Return copies of the lines below that mention "Datei".
[Available data — start]
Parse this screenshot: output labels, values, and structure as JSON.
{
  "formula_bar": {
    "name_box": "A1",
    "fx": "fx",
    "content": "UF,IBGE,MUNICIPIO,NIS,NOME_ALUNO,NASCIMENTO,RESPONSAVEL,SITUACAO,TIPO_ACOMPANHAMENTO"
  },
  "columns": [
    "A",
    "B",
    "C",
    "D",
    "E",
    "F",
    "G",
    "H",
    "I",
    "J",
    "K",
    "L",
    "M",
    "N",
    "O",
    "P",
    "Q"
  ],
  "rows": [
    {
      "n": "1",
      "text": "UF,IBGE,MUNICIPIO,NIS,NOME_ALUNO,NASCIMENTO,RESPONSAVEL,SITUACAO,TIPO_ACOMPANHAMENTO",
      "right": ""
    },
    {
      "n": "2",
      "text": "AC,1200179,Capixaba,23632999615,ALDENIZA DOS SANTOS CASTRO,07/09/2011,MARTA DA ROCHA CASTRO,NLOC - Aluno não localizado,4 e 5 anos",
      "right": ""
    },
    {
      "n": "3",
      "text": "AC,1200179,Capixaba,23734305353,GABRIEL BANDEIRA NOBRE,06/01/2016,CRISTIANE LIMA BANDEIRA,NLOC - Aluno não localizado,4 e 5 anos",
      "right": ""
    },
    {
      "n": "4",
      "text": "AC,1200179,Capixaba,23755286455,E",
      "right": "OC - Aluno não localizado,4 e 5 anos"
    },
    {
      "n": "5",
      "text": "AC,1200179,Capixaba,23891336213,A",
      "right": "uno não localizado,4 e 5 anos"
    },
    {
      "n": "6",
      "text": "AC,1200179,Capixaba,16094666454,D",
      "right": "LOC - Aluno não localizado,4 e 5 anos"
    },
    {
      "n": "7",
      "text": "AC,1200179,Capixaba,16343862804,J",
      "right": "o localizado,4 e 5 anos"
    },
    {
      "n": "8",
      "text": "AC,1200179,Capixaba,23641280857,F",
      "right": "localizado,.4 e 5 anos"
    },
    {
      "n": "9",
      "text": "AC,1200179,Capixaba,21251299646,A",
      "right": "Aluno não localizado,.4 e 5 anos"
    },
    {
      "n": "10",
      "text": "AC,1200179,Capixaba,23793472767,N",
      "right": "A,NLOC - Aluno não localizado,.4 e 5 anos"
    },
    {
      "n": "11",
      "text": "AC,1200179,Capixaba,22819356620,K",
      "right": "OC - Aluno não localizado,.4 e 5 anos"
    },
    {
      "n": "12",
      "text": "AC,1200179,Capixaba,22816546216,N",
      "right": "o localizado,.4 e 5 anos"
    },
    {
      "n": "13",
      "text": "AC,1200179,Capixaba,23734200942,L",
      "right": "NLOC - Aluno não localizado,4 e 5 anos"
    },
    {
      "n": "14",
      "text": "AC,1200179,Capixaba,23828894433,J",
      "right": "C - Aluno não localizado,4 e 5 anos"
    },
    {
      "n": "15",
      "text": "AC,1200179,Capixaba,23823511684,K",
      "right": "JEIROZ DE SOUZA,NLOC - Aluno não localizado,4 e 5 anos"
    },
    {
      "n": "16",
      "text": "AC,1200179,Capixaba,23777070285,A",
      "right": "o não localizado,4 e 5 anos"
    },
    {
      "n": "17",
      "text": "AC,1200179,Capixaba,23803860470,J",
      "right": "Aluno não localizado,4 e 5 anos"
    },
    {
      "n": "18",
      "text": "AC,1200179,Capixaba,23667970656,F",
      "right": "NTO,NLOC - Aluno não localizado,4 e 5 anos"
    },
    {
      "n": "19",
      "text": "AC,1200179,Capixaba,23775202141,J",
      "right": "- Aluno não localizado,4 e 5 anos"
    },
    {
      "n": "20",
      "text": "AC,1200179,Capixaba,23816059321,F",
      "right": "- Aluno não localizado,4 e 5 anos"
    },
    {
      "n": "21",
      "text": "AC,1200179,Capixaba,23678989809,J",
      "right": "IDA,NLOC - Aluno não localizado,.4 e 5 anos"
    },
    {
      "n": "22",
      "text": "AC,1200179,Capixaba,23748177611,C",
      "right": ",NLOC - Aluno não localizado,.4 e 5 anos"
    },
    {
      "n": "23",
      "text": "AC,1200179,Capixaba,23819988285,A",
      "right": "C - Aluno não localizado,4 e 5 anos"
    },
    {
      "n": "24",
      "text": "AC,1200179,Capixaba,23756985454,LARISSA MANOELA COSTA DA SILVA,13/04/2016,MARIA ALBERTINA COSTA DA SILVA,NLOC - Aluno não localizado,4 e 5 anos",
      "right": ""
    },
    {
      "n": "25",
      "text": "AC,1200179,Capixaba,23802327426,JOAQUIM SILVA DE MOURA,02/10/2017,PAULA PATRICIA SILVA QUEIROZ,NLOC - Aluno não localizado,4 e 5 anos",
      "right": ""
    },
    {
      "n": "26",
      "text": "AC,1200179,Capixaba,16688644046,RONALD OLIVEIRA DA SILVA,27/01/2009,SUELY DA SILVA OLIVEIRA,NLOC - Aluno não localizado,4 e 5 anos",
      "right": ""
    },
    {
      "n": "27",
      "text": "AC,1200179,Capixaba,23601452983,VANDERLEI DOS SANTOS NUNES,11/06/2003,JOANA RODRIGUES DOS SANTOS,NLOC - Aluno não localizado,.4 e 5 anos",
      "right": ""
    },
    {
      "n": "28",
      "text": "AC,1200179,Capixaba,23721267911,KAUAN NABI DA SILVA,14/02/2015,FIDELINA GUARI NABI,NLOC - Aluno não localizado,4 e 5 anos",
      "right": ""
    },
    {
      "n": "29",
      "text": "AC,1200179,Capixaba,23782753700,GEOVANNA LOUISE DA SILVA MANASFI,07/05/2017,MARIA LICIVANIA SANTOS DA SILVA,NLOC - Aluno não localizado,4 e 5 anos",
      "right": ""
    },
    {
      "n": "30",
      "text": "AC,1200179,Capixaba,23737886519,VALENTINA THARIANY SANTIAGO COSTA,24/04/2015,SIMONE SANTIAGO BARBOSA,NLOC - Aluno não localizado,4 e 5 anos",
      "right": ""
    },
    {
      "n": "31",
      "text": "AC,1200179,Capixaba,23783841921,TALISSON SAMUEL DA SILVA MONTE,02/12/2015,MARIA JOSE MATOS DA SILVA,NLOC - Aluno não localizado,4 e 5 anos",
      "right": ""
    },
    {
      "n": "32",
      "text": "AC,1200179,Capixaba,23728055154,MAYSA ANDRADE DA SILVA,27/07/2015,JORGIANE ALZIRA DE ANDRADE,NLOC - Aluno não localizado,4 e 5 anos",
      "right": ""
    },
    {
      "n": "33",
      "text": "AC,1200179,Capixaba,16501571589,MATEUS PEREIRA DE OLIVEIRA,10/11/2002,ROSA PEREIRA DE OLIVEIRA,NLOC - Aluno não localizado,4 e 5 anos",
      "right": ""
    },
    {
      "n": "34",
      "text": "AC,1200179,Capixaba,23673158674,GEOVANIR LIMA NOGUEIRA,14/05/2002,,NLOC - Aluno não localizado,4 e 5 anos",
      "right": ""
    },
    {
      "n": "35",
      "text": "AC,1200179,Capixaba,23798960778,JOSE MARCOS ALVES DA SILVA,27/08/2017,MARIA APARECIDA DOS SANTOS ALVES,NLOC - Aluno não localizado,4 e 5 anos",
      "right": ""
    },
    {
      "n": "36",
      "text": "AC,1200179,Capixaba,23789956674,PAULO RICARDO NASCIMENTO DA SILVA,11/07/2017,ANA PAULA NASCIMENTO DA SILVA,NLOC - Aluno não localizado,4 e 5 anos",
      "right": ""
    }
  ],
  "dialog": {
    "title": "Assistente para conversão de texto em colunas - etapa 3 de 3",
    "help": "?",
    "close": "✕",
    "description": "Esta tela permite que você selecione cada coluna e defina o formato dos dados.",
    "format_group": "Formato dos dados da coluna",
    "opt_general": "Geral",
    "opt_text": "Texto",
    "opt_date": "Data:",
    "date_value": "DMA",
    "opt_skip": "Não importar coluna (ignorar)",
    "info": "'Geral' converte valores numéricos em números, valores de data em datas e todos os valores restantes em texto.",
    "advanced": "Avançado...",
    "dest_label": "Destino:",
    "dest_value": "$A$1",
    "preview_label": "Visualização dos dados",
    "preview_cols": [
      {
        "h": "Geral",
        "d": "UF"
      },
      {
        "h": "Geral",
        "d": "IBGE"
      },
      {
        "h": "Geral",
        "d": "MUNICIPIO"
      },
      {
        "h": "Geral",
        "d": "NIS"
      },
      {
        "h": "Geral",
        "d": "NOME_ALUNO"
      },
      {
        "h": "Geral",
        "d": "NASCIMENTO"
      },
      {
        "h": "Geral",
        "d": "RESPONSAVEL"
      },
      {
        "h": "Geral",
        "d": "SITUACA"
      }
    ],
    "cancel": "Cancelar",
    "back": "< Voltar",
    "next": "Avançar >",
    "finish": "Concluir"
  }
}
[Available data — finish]
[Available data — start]
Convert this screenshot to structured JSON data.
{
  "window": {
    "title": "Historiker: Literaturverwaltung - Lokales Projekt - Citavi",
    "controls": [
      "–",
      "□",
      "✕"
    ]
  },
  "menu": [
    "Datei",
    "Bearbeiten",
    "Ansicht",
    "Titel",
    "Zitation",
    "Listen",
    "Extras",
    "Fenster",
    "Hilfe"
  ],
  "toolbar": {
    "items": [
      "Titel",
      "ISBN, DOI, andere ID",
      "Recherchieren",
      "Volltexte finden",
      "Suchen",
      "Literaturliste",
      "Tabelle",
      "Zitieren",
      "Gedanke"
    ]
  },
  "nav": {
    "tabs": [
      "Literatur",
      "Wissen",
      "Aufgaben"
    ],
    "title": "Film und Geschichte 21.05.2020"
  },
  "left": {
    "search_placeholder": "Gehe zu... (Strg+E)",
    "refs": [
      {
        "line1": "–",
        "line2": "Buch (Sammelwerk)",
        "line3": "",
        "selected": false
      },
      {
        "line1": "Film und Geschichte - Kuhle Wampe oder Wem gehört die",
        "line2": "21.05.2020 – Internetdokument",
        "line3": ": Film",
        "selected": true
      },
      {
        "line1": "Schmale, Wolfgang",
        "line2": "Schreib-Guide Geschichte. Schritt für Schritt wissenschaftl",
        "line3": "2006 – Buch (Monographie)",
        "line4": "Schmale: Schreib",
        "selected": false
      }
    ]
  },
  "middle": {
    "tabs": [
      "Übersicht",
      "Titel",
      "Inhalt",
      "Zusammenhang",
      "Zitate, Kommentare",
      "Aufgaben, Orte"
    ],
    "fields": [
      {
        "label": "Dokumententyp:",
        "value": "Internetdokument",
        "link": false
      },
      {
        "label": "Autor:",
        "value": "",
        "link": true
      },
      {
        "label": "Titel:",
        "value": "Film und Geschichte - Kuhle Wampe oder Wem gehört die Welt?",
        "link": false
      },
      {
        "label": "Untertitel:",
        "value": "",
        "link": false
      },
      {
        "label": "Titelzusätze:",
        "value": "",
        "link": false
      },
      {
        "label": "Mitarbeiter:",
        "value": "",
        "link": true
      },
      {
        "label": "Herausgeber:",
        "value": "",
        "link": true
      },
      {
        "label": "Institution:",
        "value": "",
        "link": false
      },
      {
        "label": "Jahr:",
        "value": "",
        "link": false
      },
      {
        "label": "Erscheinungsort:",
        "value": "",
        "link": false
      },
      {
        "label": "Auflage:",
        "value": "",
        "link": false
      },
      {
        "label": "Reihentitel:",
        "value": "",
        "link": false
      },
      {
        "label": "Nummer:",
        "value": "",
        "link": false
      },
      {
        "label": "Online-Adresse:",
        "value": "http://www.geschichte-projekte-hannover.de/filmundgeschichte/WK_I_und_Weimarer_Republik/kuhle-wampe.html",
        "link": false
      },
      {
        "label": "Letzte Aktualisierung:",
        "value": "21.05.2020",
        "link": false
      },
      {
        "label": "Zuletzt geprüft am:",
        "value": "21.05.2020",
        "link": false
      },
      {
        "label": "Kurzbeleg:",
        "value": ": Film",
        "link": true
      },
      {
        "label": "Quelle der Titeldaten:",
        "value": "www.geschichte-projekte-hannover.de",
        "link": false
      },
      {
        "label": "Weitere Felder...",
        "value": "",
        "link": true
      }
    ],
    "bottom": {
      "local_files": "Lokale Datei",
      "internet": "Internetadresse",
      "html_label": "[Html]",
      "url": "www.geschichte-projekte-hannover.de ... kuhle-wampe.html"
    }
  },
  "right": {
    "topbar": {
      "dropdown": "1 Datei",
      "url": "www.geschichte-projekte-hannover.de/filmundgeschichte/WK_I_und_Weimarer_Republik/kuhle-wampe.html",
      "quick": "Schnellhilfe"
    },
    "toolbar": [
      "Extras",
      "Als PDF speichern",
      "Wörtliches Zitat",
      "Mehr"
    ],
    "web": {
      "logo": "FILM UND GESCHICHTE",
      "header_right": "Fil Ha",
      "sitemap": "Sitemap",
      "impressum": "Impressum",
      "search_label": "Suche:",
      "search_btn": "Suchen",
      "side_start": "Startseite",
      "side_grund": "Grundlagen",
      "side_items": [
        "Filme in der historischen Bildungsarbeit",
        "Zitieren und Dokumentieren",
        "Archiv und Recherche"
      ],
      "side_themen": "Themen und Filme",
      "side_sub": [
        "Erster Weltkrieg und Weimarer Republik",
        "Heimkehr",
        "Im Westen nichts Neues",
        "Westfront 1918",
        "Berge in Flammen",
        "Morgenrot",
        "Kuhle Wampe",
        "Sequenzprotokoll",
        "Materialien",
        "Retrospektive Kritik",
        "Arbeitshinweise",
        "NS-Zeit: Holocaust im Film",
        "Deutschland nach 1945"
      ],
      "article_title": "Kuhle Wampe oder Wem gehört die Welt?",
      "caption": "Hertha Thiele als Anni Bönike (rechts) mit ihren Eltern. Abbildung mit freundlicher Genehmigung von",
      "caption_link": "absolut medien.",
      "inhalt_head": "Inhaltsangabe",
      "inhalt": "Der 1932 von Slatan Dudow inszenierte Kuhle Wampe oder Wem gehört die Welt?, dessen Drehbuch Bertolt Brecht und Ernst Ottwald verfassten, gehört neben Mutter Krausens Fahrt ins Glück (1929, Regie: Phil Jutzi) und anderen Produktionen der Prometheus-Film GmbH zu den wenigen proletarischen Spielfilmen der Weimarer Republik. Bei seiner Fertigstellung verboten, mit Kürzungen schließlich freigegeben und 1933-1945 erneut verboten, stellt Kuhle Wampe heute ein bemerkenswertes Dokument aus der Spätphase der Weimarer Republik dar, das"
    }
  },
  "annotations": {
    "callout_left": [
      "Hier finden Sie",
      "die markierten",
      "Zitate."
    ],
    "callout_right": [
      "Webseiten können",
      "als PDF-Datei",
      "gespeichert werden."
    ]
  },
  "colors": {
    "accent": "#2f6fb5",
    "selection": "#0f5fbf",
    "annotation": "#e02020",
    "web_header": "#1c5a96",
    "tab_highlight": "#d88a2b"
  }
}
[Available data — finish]
**Response to this task:**
    "Datei",
      "local_files": "Lokale Datei",
      "dropdown": "1 Datei",
      "als PDF-Datei",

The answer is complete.